Required action:
Scan the listing beneath this sentence. Report each line with the word "value".
== Supplied records ==
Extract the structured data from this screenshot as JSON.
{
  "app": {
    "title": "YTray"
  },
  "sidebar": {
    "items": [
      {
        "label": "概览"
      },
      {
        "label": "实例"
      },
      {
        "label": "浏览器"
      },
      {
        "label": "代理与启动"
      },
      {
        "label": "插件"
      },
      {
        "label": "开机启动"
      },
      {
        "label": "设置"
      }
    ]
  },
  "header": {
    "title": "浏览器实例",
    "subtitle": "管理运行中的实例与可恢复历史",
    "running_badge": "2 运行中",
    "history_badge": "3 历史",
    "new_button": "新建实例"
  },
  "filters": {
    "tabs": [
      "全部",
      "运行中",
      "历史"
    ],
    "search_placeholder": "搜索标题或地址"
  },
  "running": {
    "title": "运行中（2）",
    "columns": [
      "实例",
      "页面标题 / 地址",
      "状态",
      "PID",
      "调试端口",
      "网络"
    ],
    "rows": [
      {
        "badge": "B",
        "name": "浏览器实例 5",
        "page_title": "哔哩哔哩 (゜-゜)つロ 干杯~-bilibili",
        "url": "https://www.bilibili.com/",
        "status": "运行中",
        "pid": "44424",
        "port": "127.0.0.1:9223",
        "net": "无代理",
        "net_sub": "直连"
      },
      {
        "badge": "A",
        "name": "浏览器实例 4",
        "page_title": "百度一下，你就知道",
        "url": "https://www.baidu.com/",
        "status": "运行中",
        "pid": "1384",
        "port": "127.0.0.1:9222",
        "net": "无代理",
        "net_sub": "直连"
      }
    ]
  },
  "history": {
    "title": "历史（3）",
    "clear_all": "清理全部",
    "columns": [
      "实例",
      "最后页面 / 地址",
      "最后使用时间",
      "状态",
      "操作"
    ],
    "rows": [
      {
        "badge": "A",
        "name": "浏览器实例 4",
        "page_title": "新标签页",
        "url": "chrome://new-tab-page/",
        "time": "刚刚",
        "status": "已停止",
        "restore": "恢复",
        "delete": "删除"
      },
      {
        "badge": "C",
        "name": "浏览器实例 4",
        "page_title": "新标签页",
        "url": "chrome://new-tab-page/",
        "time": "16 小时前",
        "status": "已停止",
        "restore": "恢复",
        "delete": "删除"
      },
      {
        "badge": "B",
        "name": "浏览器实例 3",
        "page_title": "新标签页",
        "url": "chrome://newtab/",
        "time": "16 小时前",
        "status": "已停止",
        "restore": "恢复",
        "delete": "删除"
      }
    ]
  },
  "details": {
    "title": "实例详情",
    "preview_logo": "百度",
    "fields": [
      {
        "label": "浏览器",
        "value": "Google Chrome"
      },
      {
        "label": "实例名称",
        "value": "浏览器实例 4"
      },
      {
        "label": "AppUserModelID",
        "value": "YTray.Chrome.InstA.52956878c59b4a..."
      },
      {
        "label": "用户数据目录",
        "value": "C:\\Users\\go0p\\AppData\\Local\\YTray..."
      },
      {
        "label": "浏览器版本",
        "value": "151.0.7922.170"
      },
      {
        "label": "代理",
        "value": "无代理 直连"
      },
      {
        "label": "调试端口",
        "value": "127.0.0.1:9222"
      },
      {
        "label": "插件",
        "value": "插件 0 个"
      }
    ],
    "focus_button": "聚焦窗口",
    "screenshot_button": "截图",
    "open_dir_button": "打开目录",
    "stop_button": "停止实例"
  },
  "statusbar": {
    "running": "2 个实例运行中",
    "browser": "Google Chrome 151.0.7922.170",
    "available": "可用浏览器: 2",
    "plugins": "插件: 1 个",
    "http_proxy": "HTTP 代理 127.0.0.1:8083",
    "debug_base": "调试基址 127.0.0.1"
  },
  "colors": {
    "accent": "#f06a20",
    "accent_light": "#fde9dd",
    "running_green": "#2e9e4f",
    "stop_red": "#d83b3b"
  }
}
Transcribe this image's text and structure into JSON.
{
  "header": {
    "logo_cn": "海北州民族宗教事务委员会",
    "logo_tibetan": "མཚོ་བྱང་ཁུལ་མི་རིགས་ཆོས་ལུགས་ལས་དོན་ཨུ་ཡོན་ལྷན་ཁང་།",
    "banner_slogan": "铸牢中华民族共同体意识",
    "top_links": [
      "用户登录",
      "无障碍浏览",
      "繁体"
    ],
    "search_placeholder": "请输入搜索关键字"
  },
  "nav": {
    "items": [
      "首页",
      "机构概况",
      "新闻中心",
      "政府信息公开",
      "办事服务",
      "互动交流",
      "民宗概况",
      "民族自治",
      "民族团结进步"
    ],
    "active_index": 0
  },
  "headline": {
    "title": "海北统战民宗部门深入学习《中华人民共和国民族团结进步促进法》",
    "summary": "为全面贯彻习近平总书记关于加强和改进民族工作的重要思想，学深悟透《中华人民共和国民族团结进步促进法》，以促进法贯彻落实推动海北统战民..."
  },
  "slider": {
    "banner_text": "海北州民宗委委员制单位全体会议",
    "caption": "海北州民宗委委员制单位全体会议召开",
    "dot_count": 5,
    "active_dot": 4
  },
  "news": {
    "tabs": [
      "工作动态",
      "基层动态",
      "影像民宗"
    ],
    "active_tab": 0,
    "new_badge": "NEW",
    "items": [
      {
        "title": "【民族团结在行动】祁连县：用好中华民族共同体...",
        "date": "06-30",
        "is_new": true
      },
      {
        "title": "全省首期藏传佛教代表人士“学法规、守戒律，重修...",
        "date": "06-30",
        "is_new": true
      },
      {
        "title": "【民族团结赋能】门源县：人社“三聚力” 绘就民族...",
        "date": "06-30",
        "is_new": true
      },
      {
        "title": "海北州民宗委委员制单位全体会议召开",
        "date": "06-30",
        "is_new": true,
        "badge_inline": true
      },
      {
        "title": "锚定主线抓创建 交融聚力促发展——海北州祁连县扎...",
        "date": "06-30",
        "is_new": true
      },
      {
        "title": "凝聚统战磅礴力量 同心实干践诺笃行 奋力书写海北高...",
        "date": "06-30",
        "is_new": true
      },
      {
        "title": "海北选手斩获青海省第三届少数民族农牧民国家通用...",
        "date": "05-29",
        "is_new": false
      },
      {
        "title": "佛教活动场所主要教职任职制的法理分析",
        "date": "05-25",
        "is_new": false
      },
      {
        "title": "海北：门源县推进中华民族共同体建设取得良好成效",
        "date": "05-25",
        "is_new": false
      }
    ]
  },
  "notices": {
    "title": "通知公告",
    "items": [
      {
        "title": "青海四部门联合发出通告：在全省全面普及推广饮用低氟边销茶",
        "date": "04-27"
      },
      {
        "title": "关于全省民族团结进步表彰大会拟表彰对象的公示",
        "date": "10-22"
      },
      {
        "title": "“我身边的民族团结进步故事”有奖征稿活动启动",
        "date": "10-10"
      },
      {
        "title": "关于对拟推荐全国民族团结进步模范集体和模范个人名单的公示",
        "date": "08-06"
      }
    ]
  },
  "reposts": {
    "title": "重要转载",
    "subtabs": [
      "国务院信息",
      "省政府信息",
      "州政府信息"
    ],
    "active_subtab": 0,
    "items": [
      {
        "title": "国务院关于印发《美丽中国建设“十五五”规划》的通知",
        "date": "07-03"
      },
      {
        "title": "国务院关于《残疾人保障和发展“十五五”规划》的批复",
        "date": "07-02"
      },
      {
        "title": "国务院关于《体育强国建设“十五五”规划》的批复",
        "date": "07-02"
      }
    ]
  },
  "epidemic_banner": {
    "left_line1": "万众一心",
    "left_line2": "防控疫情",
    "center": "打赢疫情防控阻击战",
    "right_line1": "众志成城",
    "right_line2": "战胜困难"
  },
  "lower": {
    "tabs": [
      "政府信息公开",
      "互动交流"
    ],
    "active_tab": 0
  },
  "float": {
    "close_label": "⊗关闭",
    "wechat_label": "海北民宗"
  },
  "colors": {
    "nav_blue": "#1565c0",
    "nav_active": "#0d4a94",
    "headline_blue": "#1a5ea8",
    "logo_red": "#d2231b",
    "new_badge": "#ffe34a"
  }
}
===
Solution to the exercise:
        "value": "Google Chrome"
        "value": "浏览器实例 4"
        "value": "YTray.Chrome.InstA.52956878c59b4a..."
        "value": "C:\\Users\\go0p\\AppData\\Local\\YTray..."
        "value": "151.0.7922.170"
        "value": "无代理 直连"
        "value": "127.0.0.1:9222"
        "value": "插件 0 个"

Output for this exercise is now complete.